The words of Radiohead’s song ‘No Surprises’ may prove to be a good predictor of Wednesday’s Budget. “A heart that’s full up like a landfill; A job that slowly kills you; Bruises that won’t heal” …… but please don’t take any of the other lyrics literally. Anyone actually listening to what George Osborne said on the Andrew Marr Show cannot fail to be aware that the outcome of this budget could be as potentially depressing as the song. However, some reports have said that ‘cabinet sources’ believe that George Osborne has been told not to ‘rock the boat’ ahead of the EU referendum. So how will he play his hand?
We all usually have a pretty good idea of what to expect by the time the Chancellor stands up. Goodness knows the message management machine works well enough. I thought it might be fun to summarise some of the media coverage over the weekend ahead of the actual event. And then look back at it and see how accurate it was.
Let’s start with the BBC that reports George Osborne has warned the UK needs to “act now rather than pay later”. The Chancellor told Andrew Marr he would cut “50p from every £100 the government spends” by 2020. He also said that the world was “more uncertain” than at any time since the financial crisis. Read more here.
When I was finishing writing my book, ‘How To Survive Austerity‘, the Chancellor had just delivered the conclusions of his Spending Review. I listened to what he said, read the Office for Budget Responsibility (OBR) report and wrote some words based on what I heard. Which sounds very like what the Chancellor is saying now. Of course, George Osborne may have actually read the book I sent him or maybe the message back then was not picked up by the media, or at least some parts of it.
Just a side note – that “50p in every £100” equates to around £4bn. George Osborne also claimed it was “not a huge amount in the scheme of things”. I think a lot of people may disagree with you on that one George…..

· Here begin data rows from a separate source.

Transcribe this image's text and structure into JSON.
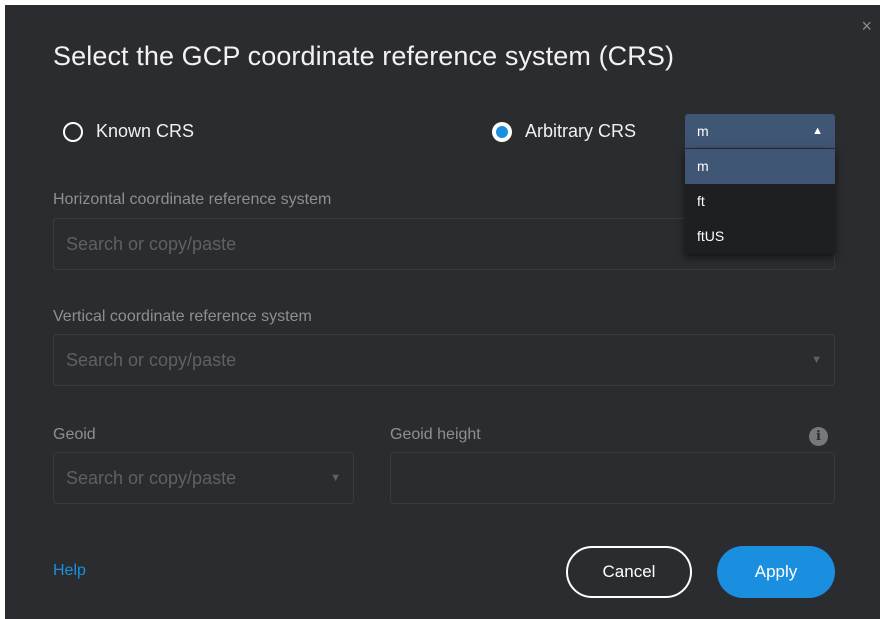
{
  "dialog": {
    "title": "Select the GCP coordinate reference system (CRS)",
    "close_glyph": "×"
  },
  "mode": {
    "known_label": "Known CRS",
    "known_selected": false,
    "arbitrary_label": "Arbitrary CRS",
    "arbitrary_selected": true
  },
  "unit_select": {
    "value": "m",
    "options": [
      "m",
      "ft",
      "ftUS"
    ],
    "chevron": "^"
  },
  "horizontal": {
    "label": "Horizontal coordinate reference system",
    "placeholder": "Search or copy/paste"
  },
  "vertical": {
    "label": "Vertical coordinate reference system",
    "placeholder": "Search or copy/paste",
    "chevron": "v"
  },
  "geoid": {
    "label": "Geoid",
    "placeholder": "Search or copy/paste",
    "chevron": "v"
  },
  "geoid_height": {
    "label": "Geoid height",
    "value": "",
    "info_glyph": "i"
  },
  "footer": {
    "help_label": "Help",
    "cancel_label": "Cancel",
    "apply_label": "Apply"
  },
  "colors": {
    "dialog_bg": "#2b2c2f",
    "accent": "#1a8fe0",
    "selected_option_bg": "#3f5675"
  }
}
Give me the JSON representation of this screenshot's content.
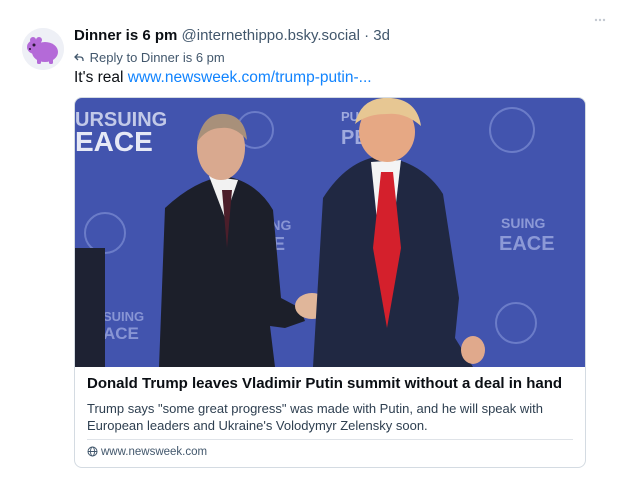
{
  "post": {
    "author_name": "Dinner is 6 pm",
    "author_handle": "@internethippo.bsky.social",
    "separator": "·",
    "age": "3d",
    "reply_to": "Reply to Dinner is 6 pm",
    "text": "It's real",
    "link_text": "www.newsweek.com/trump-putin-...",
    "avatar_icon": "hippo-avatar-icon",
    "reply_icon": "reply-arrow-icon",
    "more_icon": "more-options-icon"
  },
  "card": {
    "image_signs": [
      "URSUING",
      "EACE",
      "SUING",
      "ACE",
      "SUING",
      "EACE",
      "SUING",
      "ACE",
      "PU",
      "PE"
    ],
    "title": "Donald Trump leaves Vladimir Putin summit without a deal in hand",
    "description": "Trump says \"some great progress\" was made with Putin, and he will speak with European leaders and Ukraine's Volodymyr Zelensky soon.",
    "domain": "www.newsweek.com",
    "domain_icon": "globe-icon"
  },
  "colors": {
    "link": "#1083fe",
    "muted": "#42576c",
    "backdrop": "#3f52a9",
    "avatar_purple": "#b46ad8"
  }
}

In Sunday’s Telegraph it was reported that the economy is now projected to be smaller that first forecast in November’s Autumn statement. The Chancellor faces an £18bn hole in public finances. This means the Treasury will need to make deeper spending cuts. The OBR is expected to downgrade its outlook for growth to 2.2pc in 2016 (down from 2.4pc in November). Read more here.
The Telegraph also reported Mr Osborne was going to tackle the income tax loophole in this year’s Budget. He will seek to end the abuse of ‘personal service companies’ which allow 20,000 public sector workers to reduce their bills. They have been popular with some TV presenters, sports stars as well as some highly paid school headteachers, hospital chiefs, Bank of England and Network Rail executives. What a spoilsport – expect that move to have a detrimental impact on the ability to attract leaders and expect more innovation from tax advisers. Read more here.
The FT looked at revenue-raising measures, with speculation focused on a higher tax on insurance premiums, inflation linked to fuel duty and the possibility of increasing the banks profit tax. It reports the Chancellor wants to continue his crackdown on tax avoidance by multinational companies. Yup, good luck. The FT also reported the Chancellor has been forced by Tory MPs to abandon plans to shake up pensions – not wanting anything to complicate the EU referendum campaign and all that. Read more here.
Finally on a slightly lighter note, the Independent reported that the Chancellor wasn’t very impressed with Chris Evans and Top Gear after a ‘noisy episode’ of the BBC show. He tweeted “Trying to write my Budget, despite noisy episode of @BBC-TopGear being filmed outside on Horseguards Parade. Keep it down please @achrisevans.”